But Matt's most valuable contribution might be this point: that modern institutions try to bully Americans into becoming as fungible as individual humans can be.
October 23, 2011
In VDARE this week, I look at an unexpected topic by reviewing historian Susan J. Matt's thought-provoking book Homesickness. Matt is working in the subfield of "history of emotions," which was invented by French historians around 1940 and is proving an excellent field for female scholars. Her previous book, Keeping Up with the Joneses, was on how envy of the material possessions of others went from being considered a vice in the 19th Century to being thought "good for the economy" in the 20th Century. Here she defends homesickness, a common feeling stigmatized today as childish, but which in the Victorian Era was considered the mark of a sensitive, loyal, virtuous individual.

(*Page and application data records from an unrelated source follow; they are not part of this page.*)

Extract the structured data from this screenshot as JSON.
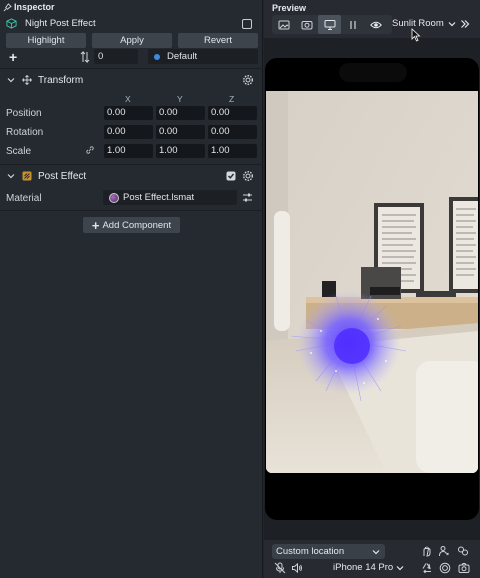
{
  "inspector": {
    "title": "Inspector",
    "object_name": "Night Post Effect",
    "buttons": {
      "highlight": "Highlight",
      "apply": "Apply",
      "revert": "Revert"
    },
    "render_order": "0",
    "layer": "Default",
    "transform": {
      "title": "Transform",
      "axes": [
        "X",
        "Y",
        "Z"
      ],
      "position_label": "Position",
      "rotation_label": "Rotation",
      "scale_label": "Scale",
      "position": [
        "0.00",
        "0.00",
        "0.00"
      ],
      "rotation": [
        "0.00",
        "0.00",
        "0.00"
      ],
      "scale": [
        "1.00",
        "1.00",
        "1.00"
      ]
    },
    "post_effect": {
      "title": "Post Effect",
      "material_label": "Material",
      "material_value": "Post Effect.lsmat"
    },
    "add_component": "Add Component"
  },
  "preview": {
    "title": "Preview",
    "scene": "Sunlit Room",
    "location": "Custom location",
    "device": "iPhone 14 Pro"
  },
  "colors": {
    "panel": "#252a31",
    "button": "#3d444c",
    "field": "#14171b",
    "accent_blue": "#3d8be0",
    "effect_purple": "#6a4dff"
  }
}
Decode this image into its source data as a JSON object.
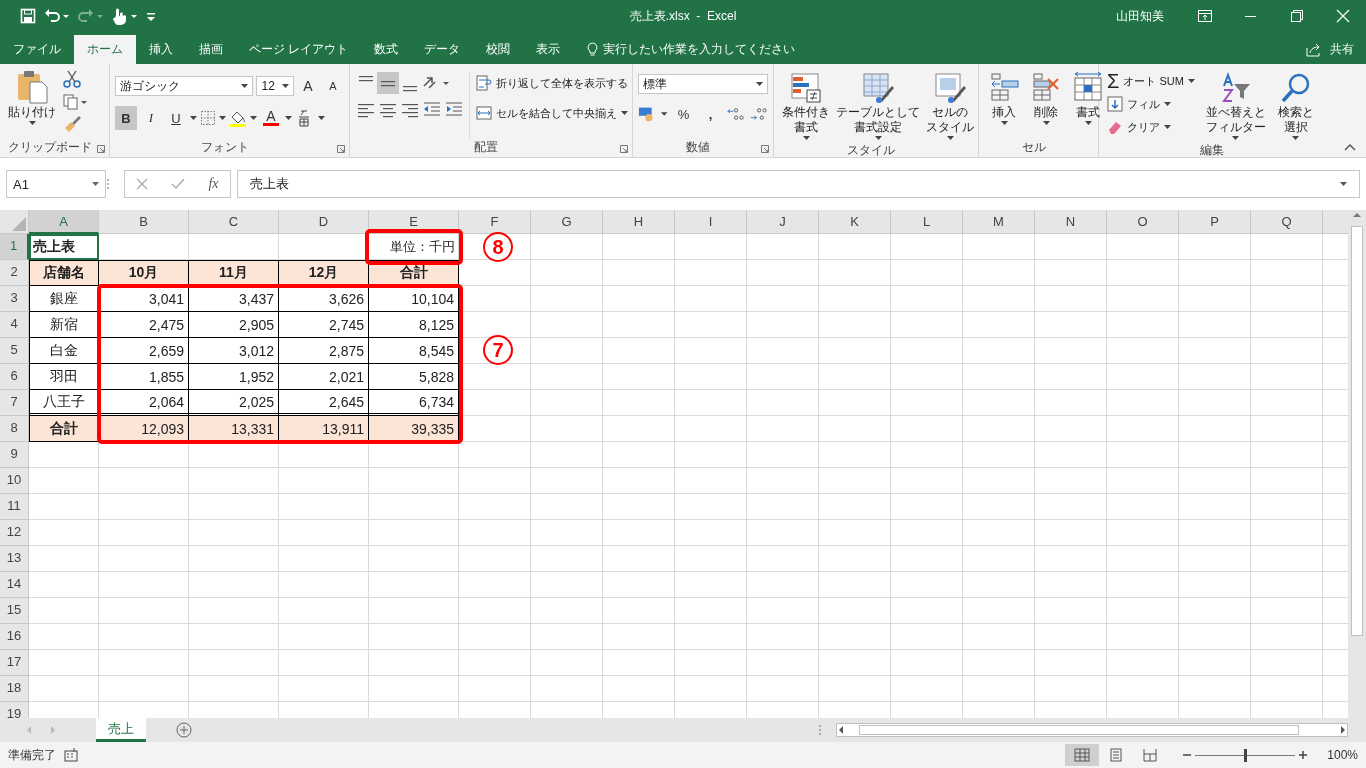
{
  "title_bar": {
    "title": "売上表.xlsx  -  Excel",
    "user": "山田知美"
  },
  "ribbon_tabs": [
    {
      "label": "ファイル",
      "selected": false
    },
    {
      "label": "ホーム",
      "selected": true
    },
    {
      "label": "挿入",
      "selected": false
    },
    {
      "label": "描画",
      "selected": false
    },
    {
      "label": "ページ レイアウト",
      "selected": false
    },
    {
      "label": "数式",
      "selected": false
    },
    {
      "label": "データ",
      "selected": false
    },
    {
      "label": "校閲",
      "selected": false
    },
    {
      "label": "表示",
      "selected": false
    }
  ],
  "tell_me": "実行したい作業を入力してください",
  "share": "共有",
  "clipboard": {
    "paste": "貼り付け",
    "label": "クリップボード"
  },
  "font": {
    "name": "游ゴシック",
    "size": "12",
    "grow": "A",
    "shrink": "A",
    "font_color": "A",
    "label": "フォント",
    "styles": [
      {
        "label": "B",
        "selected": true
      },
      {
        "label": "I",
        "selected": false
      },
      {
        "label": "U",
        "selected": false
      }
    ]
  },
  "alignment": {
    "wrap": "折り返して全体を表示する",
    "merge": "セルを結合して中央揃え",
    "label": "配置",
    "vertical": [
      {
        "selected": false
      },
      {
        "selected": true
      },
      {
        "selected": false
      }
    ]
  },
  "number": {
    "format": "標準",
    "percent": "%",
    "comma": ",",
    "label": "数値"
  },
  "styles": {
    "label": "スタイル",
    "buttons": [
      {
        "lines": [
          "条件付き",
          "書式"
        ]
      },
      {
        "lines": [
          "テーブルとして",
          "書式設定"
        ]
      },
      {
        "lines": [
          "セルの",
          "スタイル"
        ]
      }
    ]
  },
  "cells": {
    "buttons": [
      "挿入",
      "削除",
      "書式"
    ],
    "label": "セル"
  },
  "editing": {
    "sigma": "Σ",
    "autosum": "オート SUM",
    "fill": "フィル",
    "clear": "クリア",
    "label": "編集",
    "buttons": [
      {
        "lines": [
          "並べ替えと",
          "フィルター"
        ]
      },
      {
        "lines": [
          "検索と",
          "選択"
        ]
      }
    ]
  },
  "formula_bar": {
    "name_box": "A1",
    "fx": "fx",
    "value": "売上表"
  },
  "sheet": {
    "columns": [
      {
        "label": "A",
        "selected": true
      },
      {
        "label": "B",
        "selected": false
      },
      {
        "label": "C",
        "selected": false
      },
      {
        "label": "D",
        "selected": false
      },
      {
        "label": "E",
        "selected": false
      },
      {
        "label": "F",
        "selected": false
      },
      {
        "label": "G",
        "selected": false
      },
      {
        "label": "H",
        "selected": false
      },
      {
        "label": "I",
        "selected": false
      },
      {
        "label": "J",
        "selected": false
      },
      {
        "label": "K",
        "selected": false
      },
      {
        "label": "L",
        "selected": false
      },
      {
        "label": "M",
        "selected": false
      },
      {
        "label": "N",
        "selected": false
      },
      {
        "label": "O",
        "selected": false
      },
      {
        "label": "P",
        "selected": false
      },
      {
        "label": "Q",
        "selected": false
      }
    ],
    "rows": [
      {
        "number": "1",
        "selected": true,
        "kind": "title",
        "cells": [
          "売上表",
          null,
          null,
          null,
          "単位：千円"
        ]
      },
      {
        "number": "2",
        "selected": false,
        "kind": "header",
        "cells": [
          "店舗名",
          "10月",
          "11月",
          "12月",
          "合計"
        ]
      },
      {
        "number": "3",
        "selected": false,
        "kind": "data",
        "cells": [
          "銀座",
          "3,041",
          "3,437",
          "3,626",
          "10,104"
        ]
      },
      {
        "number": "4",
        "selected": false,
        "kind": "data",
        "cells": [
          "新宿",
          "2,475",
          "2,905",
          "2,745",
          "8,125"
        ]
      },
      {
        "number": "5",
        "selected": false,
        "kind": "data",
        "cells": [
          "白金",
          "2,659",
          "3,012",
          "2,875",
          "8,545"
        ]
      },
      {
        "number": "6",
        "selected": false,
        "kind": "data",
        "cells": [
          "羽田",
          "1,855",
          "1,952",
          "2,021",
          "5,828"
        ]
      },
      {
        "number": "7",
        "selected": false,
        "kind": "data",
        "cells": [
          "八王子",
          "2,064",
          "2,025",
          "2,645",
          "6,734"
        ]
      },
      {
        "number": "8",
        "selected": false,
        "kind": "total",
        "cells": [
          "合計",
          "12,093",
          "13,331",
          "13,911",
          "39,335"
        ]
      },
      {
        "number": "9",
        "selected": false,
        "kind": "empty"
      },
      {
        "number": "10",
        "selected": false,
        "kind": "empty"
      },
      {
        "number": "11",
        "selected": false,
        "kind": "empty"
      },
      {
        "number": "12",
        "selected": false,
        "kind": "empty"
      },
      {
        "number": "13",
        "selected": false,
        "kind": "empty"
      },
      {
        "number": "14",
        "selected": false,
        "kind": "empty"
      },
      {
        "number": "15",
        "selected": false,
        "kind": "empty"
      },
      {
        "number": "16",
        "selected": false,
        "kind": "empty"
      },
      {
        "number": "17",
        "selected": false,
        "kind": "empty"
      },
      {
        "number": "18",
        "selected": false,
        "kind": "empty"
      },
      {
        "number": "19",
        "selected": false,
        "kind": "empty"
      }
    ]
  },
  "annotations": [
    {
      "number": "8"
    },
    {
      "number": "7"
    }
  ],
  "sheet_tabs": [
    {
      "label": "売上",
      "selected": true
    }
  ],
  "status_bar": {
    "status": "準備完了",
    "views": [
      {
        "selected": true
      },
      {
        "selected": false
      },
      {
        "selected": false
      }
    ],
    "zoom": {
      "level": 0.5,
      "reading": "100%"
    }
  }
}
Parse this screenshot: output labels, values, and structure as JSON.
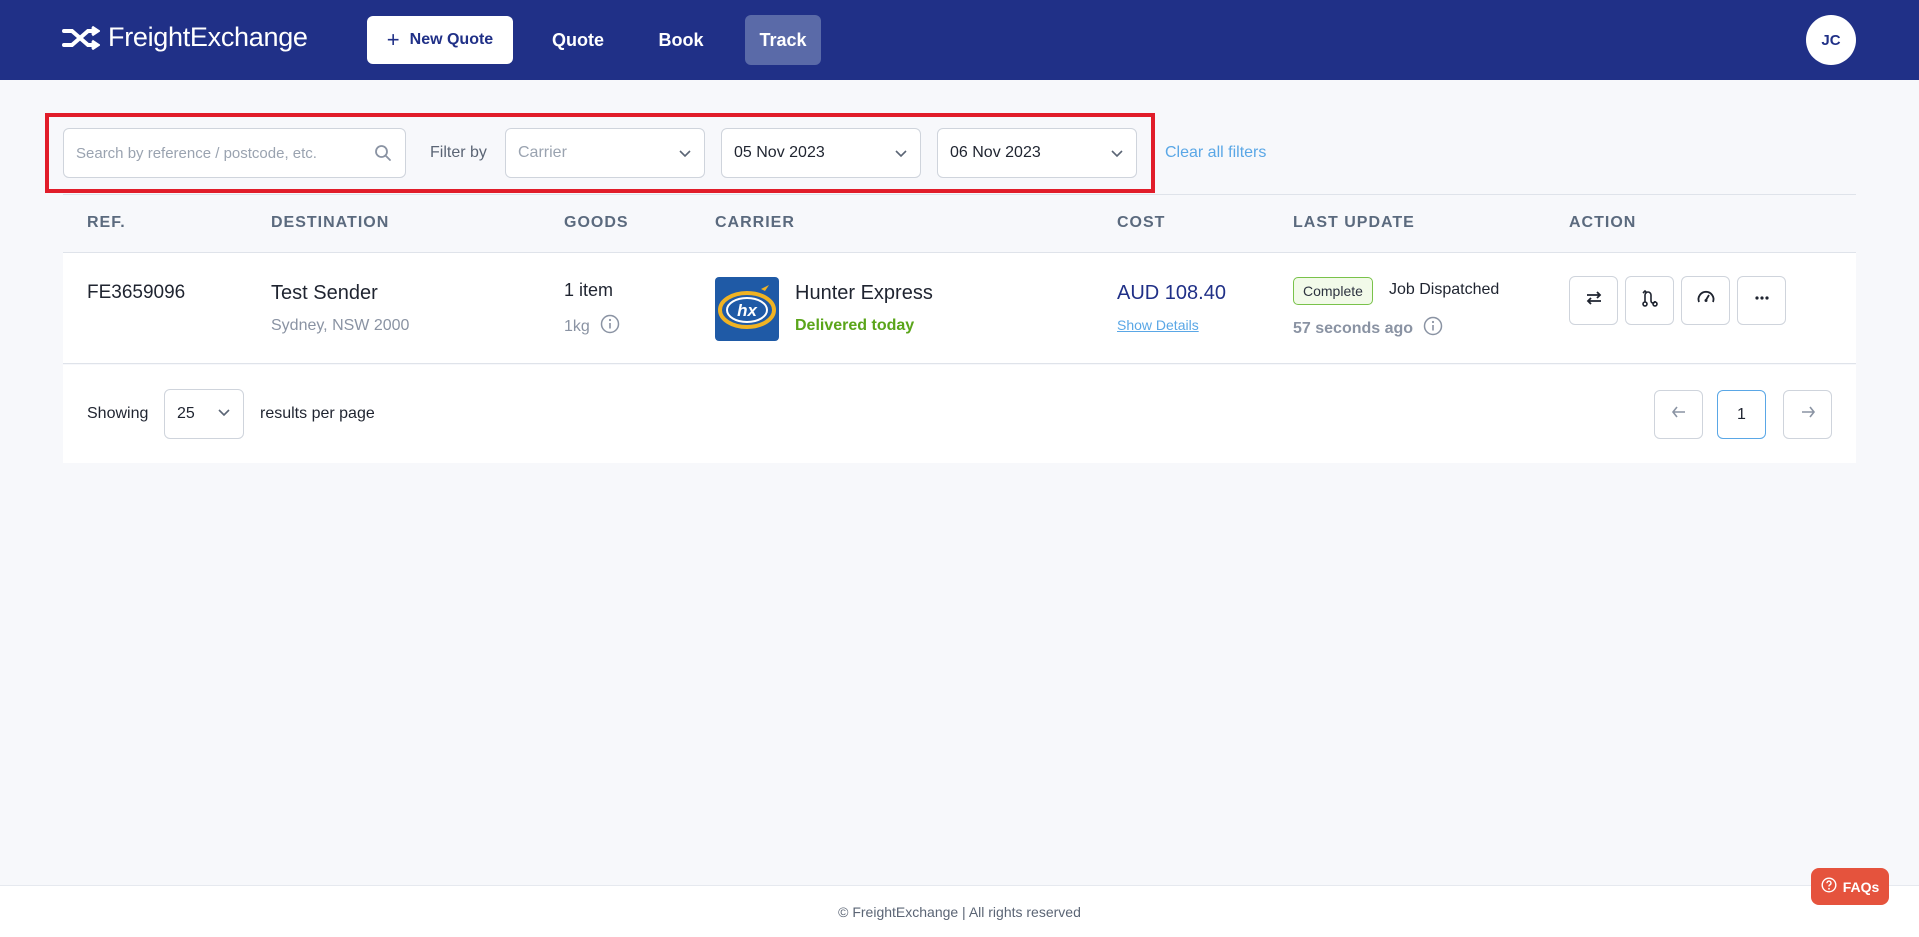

This demand from big institutions for fungibility, for homogeneity, for interchangeability among the human raw materials they work with might explain much about all the contemporary propaganda from those institutions for equality and diversity. There are paradoxes within paradoxes here.
Read the whole thing there.